Germany imports fewer pigs
German trade data for the first six months of 2008 confirms the trend already indentified in the first quarter of the year of a fall in live pig imports.
German trade data for the first six months of 2008 confirms the trend already indentified in the first quarter of the year of a fall in live pig imports, although from a comparatively high level in 2007. The three percent drop in imports was largely due to 10 percent fewer pigs being imported from the Netherlands.
Overall, there was a fall of nearly six per cent in weaner imports to 2.16 million. The six percent increase in supplies from Denmark to 1.39 million was insufficient to offset a 22 percent decline in imports from the Netherlands. Germany also imported fewer slaughter pigs from the Netherlands (1.70 million compared with 1.78 million).
German pigs remained strong, increasing by a third compared with the same period in 2007. There were increased exports to most destinations, although Spain and the Netherlands were the main exceptions. Exports are expected to remain firm during the remainder of 2008, notably to Central and Eastern Europe.
Reflecting increased domestic production in the first half of 2008, Germany’s exports of fresh and frozen pork increased by over 30 per cent to 623,000 tonnes. A fall in exports to Italy was compensated for by increased exports to a number of other EU countries, including the Netherlands, Poland, Austria, the Czech Republic, and Denmark, as well as to Russia.
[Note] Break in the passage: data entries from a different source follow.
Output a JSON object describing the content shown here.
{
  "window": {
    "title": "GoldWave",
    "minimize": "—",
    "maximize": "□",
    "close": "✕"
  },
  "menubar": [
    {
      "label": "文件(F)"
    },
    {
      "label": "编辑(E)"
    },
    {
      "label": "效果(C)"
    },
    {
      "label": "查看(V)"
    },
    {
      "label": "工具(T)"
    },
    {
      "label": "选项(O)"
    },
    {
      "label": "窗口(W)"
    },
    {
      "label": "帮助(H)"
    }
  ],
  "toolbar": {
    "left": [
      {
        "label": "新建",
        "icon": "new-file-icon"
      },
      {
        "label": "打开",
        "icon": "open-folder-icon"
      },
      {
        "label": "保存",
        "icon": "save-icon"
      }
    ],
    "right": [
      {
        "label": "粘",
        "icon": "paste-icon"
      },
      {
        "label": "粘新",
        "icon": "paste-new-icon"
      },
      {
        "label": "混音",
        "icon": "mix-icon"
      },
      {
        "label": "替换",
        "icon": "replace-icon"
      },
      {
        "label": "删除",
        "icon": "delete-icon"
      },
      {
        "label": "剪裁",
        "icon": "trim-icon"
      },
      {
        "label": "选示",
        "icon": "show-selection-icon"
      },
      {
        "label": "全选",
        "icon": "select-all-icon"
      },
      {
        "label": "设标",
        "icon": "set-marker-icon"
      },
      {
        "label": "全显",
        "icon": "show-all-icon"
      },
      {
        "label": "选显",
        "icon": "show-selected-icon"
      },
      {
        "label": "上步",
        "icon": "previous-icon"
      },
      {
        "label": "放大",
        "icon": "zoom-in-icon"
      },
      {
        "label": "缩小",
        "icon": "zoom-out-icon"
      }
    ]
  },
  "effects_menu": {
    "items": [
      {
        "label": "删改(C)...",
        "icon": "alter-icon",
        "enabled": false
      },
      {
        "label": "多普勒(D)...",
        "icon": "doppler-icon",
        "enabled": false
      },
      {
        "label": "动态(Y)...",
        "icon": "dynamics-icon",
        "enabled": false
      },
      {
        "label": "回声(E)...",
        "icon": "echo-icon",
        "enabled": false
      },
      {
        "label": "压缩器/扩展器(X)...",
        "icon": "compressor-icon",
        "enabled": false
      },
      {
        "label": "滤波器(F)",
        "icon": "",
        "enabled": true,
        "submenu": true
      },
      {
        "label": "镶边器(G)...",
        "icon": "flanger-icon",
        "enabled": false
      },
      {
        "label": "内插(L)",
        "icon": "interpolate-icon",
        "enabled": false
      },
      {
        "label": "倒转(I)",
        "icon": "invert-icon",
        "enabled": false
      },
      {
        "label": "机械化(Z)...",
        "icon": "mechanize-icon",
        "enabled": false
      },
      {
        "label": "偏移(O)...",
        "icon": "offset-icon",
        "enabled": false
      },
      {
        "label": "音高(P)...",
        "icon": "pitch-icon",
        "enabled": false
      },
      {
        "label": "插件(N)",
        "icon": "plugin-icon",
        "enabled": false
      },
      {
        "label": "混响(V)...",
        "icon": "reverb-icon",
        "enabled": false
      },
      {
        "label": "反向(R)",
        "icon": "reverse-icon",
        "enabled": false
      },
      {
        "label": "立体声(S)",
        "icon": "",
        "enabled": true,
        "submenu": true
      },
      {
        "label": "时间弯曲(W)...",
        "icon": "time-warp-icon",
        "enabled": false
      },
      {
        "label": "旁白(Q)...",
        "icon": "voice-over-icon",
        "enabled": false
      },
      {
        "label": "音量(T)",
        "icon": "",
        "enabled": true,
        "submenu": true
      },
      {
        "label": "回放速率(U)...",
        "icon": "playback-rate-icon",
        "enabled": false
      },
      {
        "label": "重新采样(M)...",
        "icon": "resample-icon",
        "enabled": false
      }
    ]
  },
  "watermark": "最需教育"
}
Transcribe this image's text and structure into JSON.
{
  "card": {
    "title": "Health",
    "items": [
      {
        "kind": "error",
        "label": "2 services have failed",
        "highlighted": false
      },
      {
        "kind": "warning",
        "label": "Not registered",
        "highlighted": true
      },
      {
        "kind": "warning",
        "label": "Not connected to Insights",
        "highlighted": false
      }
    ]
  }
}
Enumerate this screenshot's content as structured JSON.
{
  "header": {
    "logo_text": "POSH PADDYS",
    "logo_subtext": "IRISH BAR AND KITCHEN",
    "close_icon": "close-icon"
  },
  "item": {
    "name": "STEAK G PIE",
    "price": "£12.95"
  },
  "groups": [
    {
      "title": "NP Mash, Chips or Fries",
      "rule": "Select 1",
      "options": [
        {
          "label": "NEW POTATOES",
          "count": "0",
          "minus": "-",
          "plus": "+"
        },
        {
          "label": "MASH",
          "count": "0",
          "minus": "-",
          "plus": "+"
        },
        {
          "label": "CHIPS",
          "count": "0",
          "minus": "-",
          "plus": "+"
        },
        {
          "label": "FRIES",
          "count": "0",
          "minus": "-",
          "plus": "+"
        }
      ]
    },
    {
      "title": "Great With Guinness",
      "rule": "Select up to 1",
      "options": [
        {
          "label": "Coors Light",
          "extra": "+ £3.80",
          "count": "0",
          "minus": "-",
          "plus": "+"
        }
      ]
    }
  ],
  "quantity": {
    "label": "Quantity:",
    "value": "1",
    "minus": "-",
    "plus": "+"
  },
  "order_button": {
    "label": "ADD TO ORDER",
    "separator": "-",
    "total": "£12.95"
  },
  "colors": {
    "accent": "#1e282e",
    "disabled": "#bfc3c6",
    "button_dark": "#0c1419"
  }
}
At the same time, Germany’s imports of fresh and frozen pork fell by two percent in the first half of 2008, largely explained by a fall of over 19 percent in imports from Belgium.